(Great Grand)Father

There was a recent news story that reminded me of my family.

My dad’s maternal grandfather was a man everyone simply called Father. He wasn’t a Catholic priest, of course, but he was a deeply religious, pious man. I actually remember him; he died in the early 1960s when he was over 90. He was always decent to me, and my father adored him. But Father’s children clearly feared him. It was strange to me; he was a little old man, but my grandmother and her siblings, who were in their 50s and 60s were in terror of this diminuative fellow.

After he died, his house was cleaned out. And what do you suppose the relatives found? What they used to call “girlie magazines”. And booze.

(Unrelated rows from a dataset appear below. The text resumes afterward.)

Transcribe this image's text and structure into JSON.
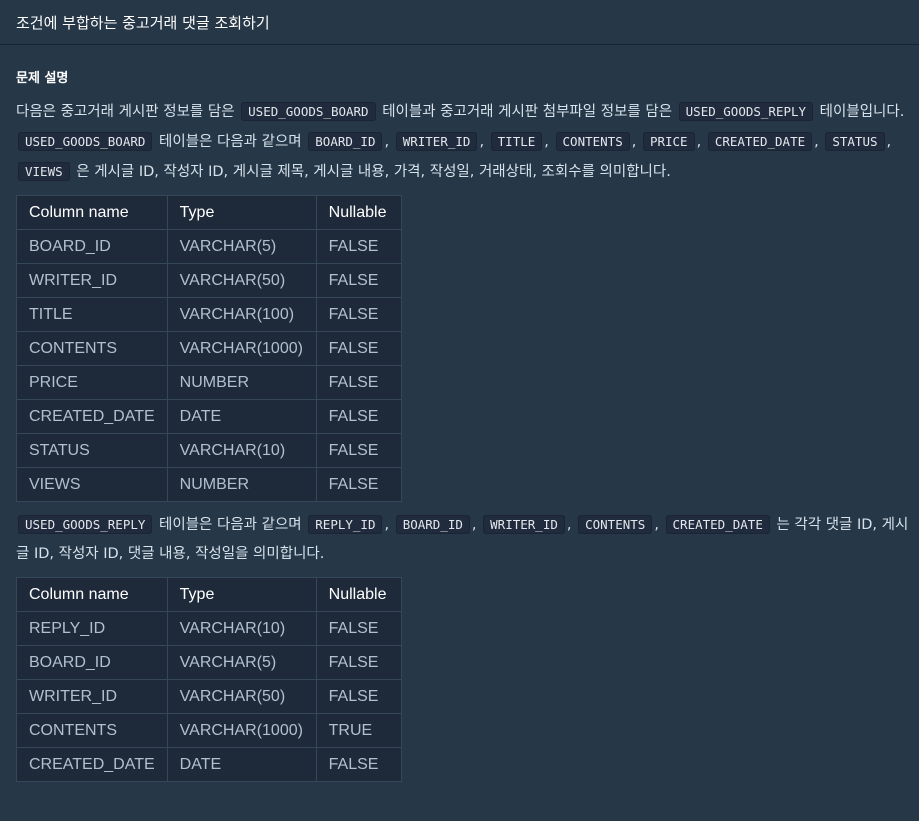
{
  "header": {
    "title": "조건에 부합하는 중고거래 댓글 조회하기"
  },
  "section": {
    "heading": "문제 설명"
  },
  "para1": {
    "t1": "다음은 중고거래 게시판 정보를 담은",
    "c1": "USED_GOODS_BOARD",
    "t2": "테이블과 중고거래 게시판 첨부파일 정보를 담은",
    "c2": "USED_GOODS_REPLY",
    "t3": "테이블입니다.",
    "c3": "USED_GOODS_BOARD",
    "t4": "테이블은 다음과 같으며",
    "c4": "BOARD_ID",
    "c5": "WRITER_ID",
    "c6": "TITLE",
    "c7": "CONTENTS",
    "c8": "PRICE",
    "c9": "CREATED_DATE",
    "c10": "STATUS",
    "c11": "VIEWS",
    "t5": "은 게시글 ID, 작성자 ID, 게시글 제목, 게시글 내용, 가격, 작성일, 거래상태, 조회수를 의미합니다."
  },
  "table1": {
    "headers": [
      "Column name",
      "Type",
      "Nullable"
    ],
    "rows": [
      [
        "BOARD_ID",
        "VARCHAR(5)",
        "FALSE"
      ],
      [
        "WRITER_ID",
        "VARCHAR(50)",
        "FALSE"
      ],
      [
        "TITLE",
        "VARCHAR(100)",
        "FALSE"
      ],
      [
        "CONTENTS",
        "VARCHAR(1000)",
        "FALSE"
      ],
      [
        "PRICE",
        "NUMBER",
        "FALSE"
      ],
      [
        "CREATED_DATE",
        "DATE",
        "FALSE"
      ],
      [
        "STATUS",
        "VARCHAR(10)",
        "FALSE"
      ],
      [
        "VIEWS",
        "NUMBER",
        "FALSE"
      ]
    ]
  },
  "para2": {
    "c1": "USED_GOODS_REPLY",
    "t1": "테이블은 다음과 같으며",
    "c2": "REPLY_ID",
    "c3": "BOARD_ID",
    "c4": "WRITER_ID",
    "c5": "CONTENTS",
    "c6": "CREATED_DATE",
    "t2": "는 각각 댓글 ID, 게시글 ID, 작성자 ID, 댓글 내용, 작성일을 의미합니다."
  },
  "table2": {
    "headers": [
      "Column name",
      "Type",
      "Nullable"
    ],
    "rows": [
      [
        "REPLY_ID",
        "VARCHAR(10)",
        "FALSE"
      ],
      [
        "BOARD_ID",
        "VARCHAR(5)",
        "FALSE"
      ],
      [
        "WRITER_ID",
        "VARCHAR(50)",
        "FALSE"
      ],
      [
        "CONTENTS",
        "VARCHAR(1000)",
        "TRUE"
      ],
      [
        "CREATED_DATE",
        "DATE",
        "FALSE"
      ]
    ]
  }
}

This was especially terrible for my mother, who had been married a dozen years or more to my Dad. She saw him as this pillar of virtue, who crumbled as an icon for her.

I’m not sure when I first heard this story – certainly not at the time – though I suspect I was a teenager. I DO know that my mother told of her disappointment of this man periodically for the next 40 years or more. I think this revelation really shook her sense of faith for a number of years.

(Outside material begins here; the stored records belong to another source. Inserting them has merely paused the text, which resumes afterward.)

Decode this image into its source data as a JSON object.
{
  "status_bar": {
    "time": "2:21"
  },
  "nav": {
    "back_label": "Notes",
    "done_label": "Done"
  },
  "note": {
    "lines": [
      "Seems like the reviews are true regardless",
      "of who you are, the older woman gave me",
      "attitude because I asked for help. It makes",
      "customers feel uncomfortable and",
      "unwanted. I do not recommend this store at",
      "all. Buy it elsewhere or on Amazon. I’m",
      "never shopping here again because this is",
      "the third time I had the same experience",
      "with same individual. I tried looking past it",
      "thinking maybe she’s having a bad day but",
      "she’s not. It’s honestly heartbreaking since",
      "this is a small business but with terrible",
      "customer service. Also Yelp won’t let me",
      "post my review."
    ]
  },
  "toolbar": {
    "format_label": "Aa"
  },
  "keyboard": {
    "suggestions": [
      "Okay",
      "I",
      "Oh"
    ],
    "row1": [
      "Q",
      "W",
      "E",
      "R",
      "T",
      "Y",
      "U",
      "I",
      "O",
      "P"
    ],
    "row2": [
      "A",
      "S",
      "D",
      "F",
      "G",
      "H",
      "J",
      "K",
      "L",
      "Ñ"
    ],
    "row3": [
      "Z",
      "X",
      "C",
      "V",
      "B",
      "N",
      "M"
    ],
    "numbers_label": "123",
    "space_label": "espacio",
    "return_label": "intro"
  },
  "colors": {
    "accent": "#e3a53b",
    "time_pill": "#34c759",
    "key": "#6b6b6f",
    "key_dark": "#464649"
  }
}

Of course, the recent story that prompted this recollection was the stash of pornography found in the residence of Usama bin Laden. Or was it porn ‘stache? As more than one comic has remarked, USL’s off to meet his 72 vegans (David Letterman’s joke), or 72 Virginians, or 72 pick-your-word-starting-with-the-letter-V.

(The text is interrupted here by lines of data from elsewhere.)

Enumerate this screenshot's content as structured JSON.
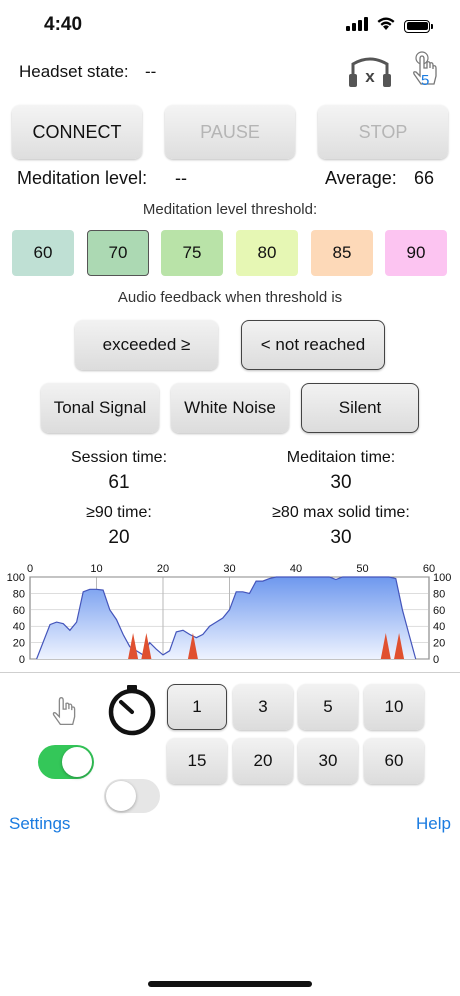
{
  "status_bar": {
    "time": "4:40"
  },
  "header": {
    "headset_label": "Headset state:",
    "headset_value": "--",
    "touch_badge": "5",
    "icons": [
      "headset-x-icon",
      "touch-hand-icon"
    ]
  },
  "controls": {
    "connect": "CONNECT",
    "pause": "PAUSE",
    "stop": "STOP"
  },
  "meditation": {
    "level_label": "Meditation level:",
    "level_value": "--",
    "average_label": "Average:",
    "average_value": "66"
  },
  "threshold": {
    "title": "Meditation level threshold:",
    "options": [
      {
        "label": "60",
        "color": "#bfe0d4"
      },
      {
        "label": "70",
        "color": "#acd9b3",
        "selected": true
      },
      {
        "label": "75",
        "color": "#b9e3a8"
      },
      {
        "label": "80",
        "color": "#e6f7b4"
      },
      {
        "label": "85",
        "color": "#fdd9b8"
      },
      {
        "label": "90",
        "color": "#fcc4f1"
      }
    ]
  },
  "audio": {
    "title": "Audio feedback when threshold is",
    "exceeded": "exceeded ≥",
    "not_reached": "< not reached",
    "tonal": "Tonal Signal",
    "white_noise": "White Noise",
    "silent": "Silent"
  },
  "stats": {
    "session_label": "Session time:",
    "session_value": "61",
    "meditation_label": "Meditaion time:",
    "meditation_value": "30",
    "ge90_label": "≥90 time:",
    "ge90_value": "20",
    "ge80_label": "≥80 max solid time:",
    "ge80_value": "30"
  },
  "chart_data": {
    "type": "area",
    "xlim": [
      0,
      60
    ],
    "ylim": [
      0,
      100
    ],
    "x_ticks": [
      "0",
      "10",
      "20",
      "30",
      "40",
      "50",
      "60"
    ],
    "y_ticks": [
      "0",
      "20",
      "40",
      "60",
      "80",
      "100"
    ],
    "grid": true,
    "fill_color": "#7ea6f0",
    "line_color": "#4455bb",
    "marker_color": "#e0502f",
    "x": [
      1,
      3,
      4,
      5,
      6,
      7,
      8,
      9,
      10,
      11,
      12,
      13,
      14,
      15,
      16,
      17,
      18,
      19,
      20,
      21,
      22,
      23,
      24,
      25,
      26,
      27,
      28,
      29,
      30,
      31,
      32,
      33,
      34,
      35,
      36,
      37,
      38,
      39,
      40,
      41,
      42,
      43,
      44,
      45,
      46,
      47,
      48,
      49,
      50,
      51,
      52,
      53,
      54,
      55,
      56,
      57,
      58
    ],
    "y": [
      0,
      42,
      45,
      43,
      35,
      45,
      82,
      85,
      85,
      84,
      60,
      48,
      30,
      15,
      10,
      5,
      20,
      12,
      5,
      10,
      33,
      35,
      30,
      26,
      30,
      40,
      45,
      50,
      60,
      82,
      82,
      80,
      95,
      95,
      98,
      100,
      100,
      100,
      100,
      100,
      100,
      100,
      100,
      100,
      97,
      100,
      100,
      100,
      100,
      100,
      100,
      100,
      100,
      98,
      60,
      30,
      0
    ],
    "markers_x": [
      15.5,
      17.5,
      24.5,
      53.5,
      55.5
    ]
  },
  "timer": {
    "durations": [
      "1",
      "3",
      "5",
      "10",
      "15",
      "20",
      "30",
      "60"
    ],
    "selected": "1",
    "icons": [
      "touch-hand-icon",
      "stopwatch-icon"
    ],
    "toggle_left_on": true,
    "toggle_right_on": false
  },
  "footer": {
    "settings": "Settings",
    "help": "Help"
  }
}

0 thoughts on “(Great Grand)Father”

  1. Roger, I will be kind and refrain from the “V” word I would choose. I still wish he had been brought to trial and imprisoned for life, and without access to the girlie mags or whatever.

    People who claim to be the most righteous and who lord their godliness and goodness over others generally are men (sorry) with stacks of porn or other shameful things to hide. It would do all these folks to remember that, when you point a finger at someone else, you point three back at yourself.



Leave a Reply

Fill in your details below or click an icon to log in:

WordPress.com Logo

You are commenting using your WordPress.com account. Log Out /  Change )

Twitter picture

You are commenting using your Twitter account. Log Out /  Change )

Facebook photo

You are commenting using your Facebook account. Log Out /  Change )

Connecting to %s